PHNOM PENH, Sept. 3 KYODO
A Cambodian transgender woman on Wednesday lodged a complaint with the U.N.-backed Khmer Rouge genocide tribunal alleging she was a victim of gender-based crimes during the country's Khmer Rouge regime.
Sou Sotheavy, 68, said at a press conference that she was persecuted for being a transgender and was raped by Khmer Rouge officials and soldiers during the 1975-1979 regime. Sotheavy said she was punished for having committed ''moral offences'' and for behaving as a woman and placed several times in re-education camps as well as in prisons.
''I was raped by Khmer Rouge prison chiefs and other soldiers and forced into an arranged marriage with a woman whom I had only 10 days with,'' she said. Her lawyer, Silke Stuzinsky, said the application of Sotheavy's complaint was submitted to the Extraordinary Chambers in the Courts of Cambodia on Wednesday and hoped that her client's case will be processed by the court. Sou Sotheavy is now the director of a local nongovernmental organization, CNMWD, which fights for the rights of sex workers and sexual minorities.
Sou Sotheavy's action is the first complaint before the ECCC concerning sexual violence under the Khmer Rouge regime.
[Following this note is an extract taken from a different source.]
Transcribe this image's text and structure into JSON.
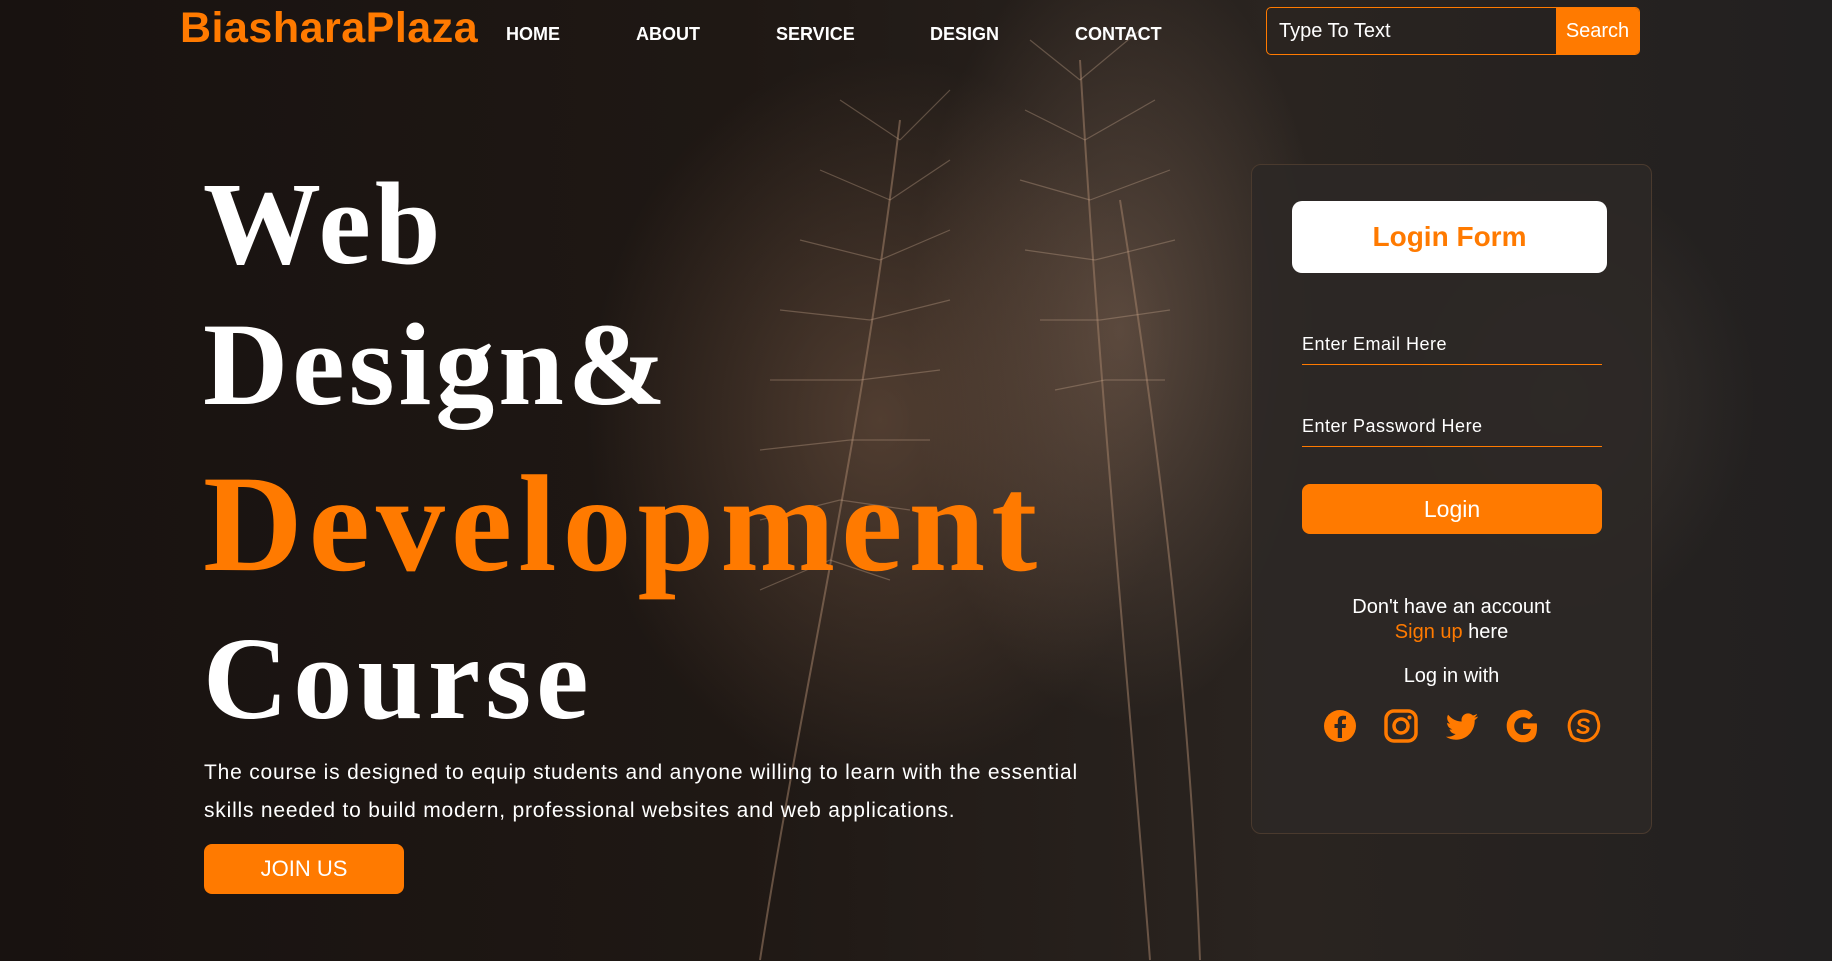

In her complaint, she said she is not seeking compensation but to tell her story to the world on how sexual violence was committed during the Khmer Rouge era. ''I am representing many transgenders who suffered like me during the period, but most of them were already killed or died,'' she said.
The ECCC said that, to date, investigations into sexual violence have not been included for the reason that there is a lack of sufficient evidence. But Sotheavy's complaint will be a step that would encourage other victims of such crimes to come forward and demand acknowledgment and justice for their suffering, which has largely been ignored until now.
''I hope my case will help more victims of sexual violence to speak out and can also help transgenders, other sexual minorities and sex workers in other countries to speak out for their rights and to have serious crimes committed against us recognized by international courts,'' she said. The ECCC was established to bring former senior Khmer Rouge leaders and those responsible for crimes committed in late 1970s.
KyodoSeptember 03, 2008